The biggest difference you’ll be facing is that you’re applying for a mortgage based on the value of the house after the renovation, and not what the home is worth at the time of purchase. Unlike traditional fixed rate mortgage options, fixer-upper homes will need a unique loan.
There are two main types of loans available for these kinds of home purchases, and they are the Federal Housing Administration (FHA) 203(k) rehabilitation loan or the Fannie Mae HomeStyle renovation mortgage. These loans have different terms, conditions and borrowing limits, and you should explore each option to decide which loan is best suited to your financial situation and your renovation goals.
FHA 203(k) Loan
FHA allows homebuyers to borrow more than the home is worth. This loan is usually applicable for any home in need of repair or renovation. Borrowers can apply for up to 110% of the expected appraised value of the home after the renovations are completed. If you have little cash for a down payment or a lower credit score, this is a fantastic option.
Your credit score must be at least 620 or 640, depending on the lender. You’ll also need: a minimum down payment of 3.5%, mortgage insurance, and you’ll work with a 203(k) consultant to determine if your renovation goals are feasible if you choose this loan option. You might even be able to negotiate some DIY work into the budget for your FHA 203(k).
Fannie Mae HomeStyle Loan
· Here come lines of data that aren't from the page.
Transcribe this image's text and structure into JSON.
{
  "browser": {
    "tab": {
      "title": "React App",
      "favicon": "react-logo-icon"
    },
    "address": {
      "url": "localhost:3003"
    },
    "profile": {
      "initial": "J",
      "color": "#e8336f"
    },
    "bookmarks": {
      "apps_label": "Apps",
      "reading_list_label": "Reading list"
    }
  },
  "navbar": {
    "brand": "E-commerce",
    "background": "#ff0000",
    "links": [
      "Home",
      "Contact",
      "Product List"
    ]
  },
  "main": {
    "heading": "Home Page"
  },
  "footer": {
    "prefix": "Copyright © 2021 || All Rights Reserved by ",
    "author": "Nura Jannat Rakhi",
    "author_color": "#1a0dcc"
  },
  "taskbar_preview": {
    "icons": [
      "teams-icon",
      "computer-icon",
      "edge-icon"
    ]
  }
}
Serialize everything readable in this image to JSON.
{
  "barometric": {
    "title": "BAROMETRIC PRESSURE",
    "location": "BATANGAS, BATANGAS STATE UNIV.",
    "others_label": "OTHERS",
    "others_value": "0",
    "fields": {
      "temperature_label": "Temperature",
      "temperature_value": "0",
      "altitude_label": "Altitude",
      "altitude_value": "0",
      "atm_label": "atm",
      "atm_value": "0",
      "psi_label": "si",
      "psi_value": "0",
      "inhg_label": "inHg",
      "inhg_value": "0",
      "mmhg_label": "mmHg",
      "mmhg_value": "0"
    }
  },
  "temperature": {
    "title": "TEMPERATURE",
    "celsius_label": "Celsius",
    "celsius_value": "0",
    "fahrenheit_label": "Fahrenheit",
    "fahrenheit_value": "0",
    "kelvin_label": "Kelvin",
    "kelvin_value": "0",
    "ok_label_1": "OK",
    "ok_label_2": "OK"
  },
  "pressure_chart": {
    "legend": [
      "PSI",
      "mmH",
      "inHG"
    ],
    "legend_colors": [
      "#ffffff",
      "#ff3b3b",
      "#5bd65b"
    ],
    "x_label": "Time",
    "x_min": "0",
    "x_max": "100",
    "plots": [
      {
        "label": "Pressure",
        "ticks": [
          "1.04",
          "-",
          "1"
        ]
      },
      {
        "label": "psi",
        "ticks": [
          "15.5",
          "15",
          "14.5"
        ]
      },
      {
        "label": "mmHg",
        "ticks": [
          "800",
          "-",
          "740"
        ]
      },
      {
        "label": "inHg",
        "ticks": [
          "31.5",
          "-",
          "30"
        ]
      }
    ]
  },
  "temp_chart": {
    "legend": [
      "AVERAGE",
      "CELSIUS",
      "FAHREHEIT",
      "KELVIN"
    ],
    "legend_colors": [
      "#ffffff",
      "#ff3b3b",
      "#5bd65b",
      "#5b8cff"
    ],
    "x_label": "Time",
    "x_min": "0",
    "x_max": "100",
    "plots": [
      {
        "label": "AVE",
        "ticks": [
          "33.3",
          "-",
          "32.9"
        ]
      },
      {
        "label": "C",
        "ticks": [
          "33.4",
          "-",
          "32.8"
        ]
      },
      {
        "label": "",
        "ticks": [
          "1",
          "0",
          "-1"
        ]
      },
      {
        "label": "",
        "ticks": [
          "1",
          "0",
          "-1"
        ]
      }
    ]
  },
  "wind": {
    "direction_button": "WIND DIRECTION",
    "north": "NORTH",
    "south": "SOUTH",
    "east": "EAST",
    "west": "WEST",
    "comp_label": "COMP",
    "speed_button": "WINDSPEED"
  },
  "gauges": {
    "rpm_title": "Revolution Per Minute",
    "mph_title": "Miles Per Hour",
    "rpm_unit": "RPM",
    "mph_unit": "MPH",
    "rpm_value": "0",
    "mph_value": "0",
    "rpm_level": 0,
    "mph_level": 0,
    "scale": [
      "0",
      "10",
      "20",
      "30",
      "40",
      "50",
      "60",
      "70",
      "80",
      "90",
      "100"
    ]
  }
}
The Fannie Mae mortgage offered for fixer-uppers requires This renovation mortgage offered by Fannie Mae requires a 5% down payment and a minimum credit score of 620. This loan allows you to borrow up the purchase price of the home plus the cost of renovations, or up to 95% of the appraised value of the home after renovations. With this loan, you will need to use only lender-approved contractors who will need to finish all the renovations within 12 months. HomeStyle loans don’t allow for any do-it-yourself repairs. However, they allow borrowers to make the same renovations as with a FHA 203(k) loan, and also allow for the addition of luxury items.
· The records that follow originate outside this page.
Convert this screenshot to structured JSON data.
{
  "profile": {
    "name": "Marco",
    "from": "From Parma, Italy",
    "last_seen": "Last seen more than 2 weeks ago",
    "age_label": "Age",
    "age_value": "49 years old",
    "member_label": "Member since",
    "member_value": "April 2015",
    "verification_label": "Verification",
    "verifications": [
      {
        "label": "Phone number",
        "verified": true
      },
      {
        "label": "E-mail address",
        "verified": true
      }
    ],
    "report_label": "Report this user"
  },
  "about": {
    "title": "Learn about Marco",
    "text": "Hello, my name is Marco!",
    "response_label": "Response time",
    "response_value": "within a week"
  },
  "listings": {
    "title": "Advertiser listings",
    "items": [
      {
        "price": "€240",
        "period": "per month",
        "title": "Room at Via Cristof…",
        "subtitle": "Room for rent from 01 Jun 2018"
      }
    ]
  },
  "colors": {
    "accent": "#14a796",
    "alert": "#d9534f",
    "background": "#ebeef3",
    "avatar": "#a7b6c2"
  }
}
Choose a Contractor
You must always keep in mind your lender must approve your contractor choices. Take your time finding the right contractor for your project—and check that they’re licensed, insured, and in good standing. Ask to view jobs they’ve already completed to make sure you like their work and call their references.
Your initial mortgage payments have the option to be suspended while your home is under renovation. But be aware that the interest will still be building up.
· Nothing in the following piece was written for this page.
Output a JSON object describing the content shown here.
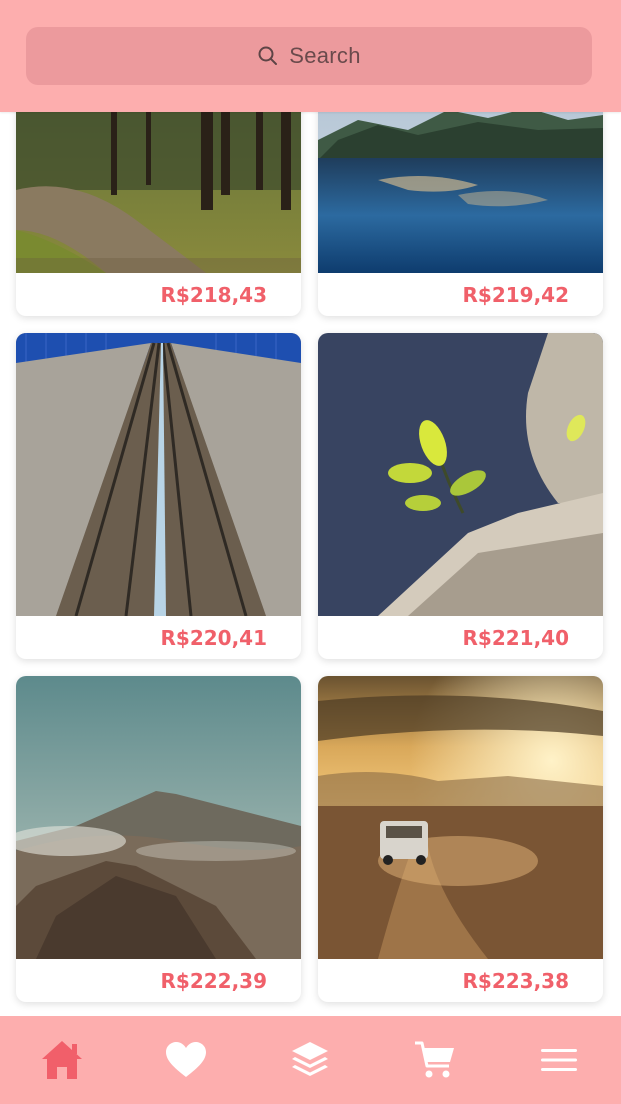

Closing time could take longer. Fees like appraisal and origination could be higher than traditional loans, so keep that in mind. Also, you could face a higher interest rate than other conventional mortgages. Another consideration for you is that the maximum amount you can borrow must fall within comparable mortgage limits in your area.
Overall, if your heart is set on a fixer-upper and you don’t have the cash to finance the renovations yourself, choosing mortgage options like the FHA 203(k) rehabilitation loan or the Fannie Mae HomeStyle Renovation Mortgage are great solutions to make your dream home come true. By taking a less-than-perfect house and adding some much-needed renovations, you’ll not only improve the value of your future home, but also improve the entire value of the neighborhood. Home renovations and rehabilitation projects are great for the entire community and help keep neighborhoods alive.
Golden State Mortgage Can Help
At Golden State Mortgage, we are a California-based mortgage company. We want to help you through every step of financing your new home. Fill out the quick contact form or call Golden State Mortgage today at 1-800-536-8171 to speak with one of our California mortgage specialists and get a free good faith estimate.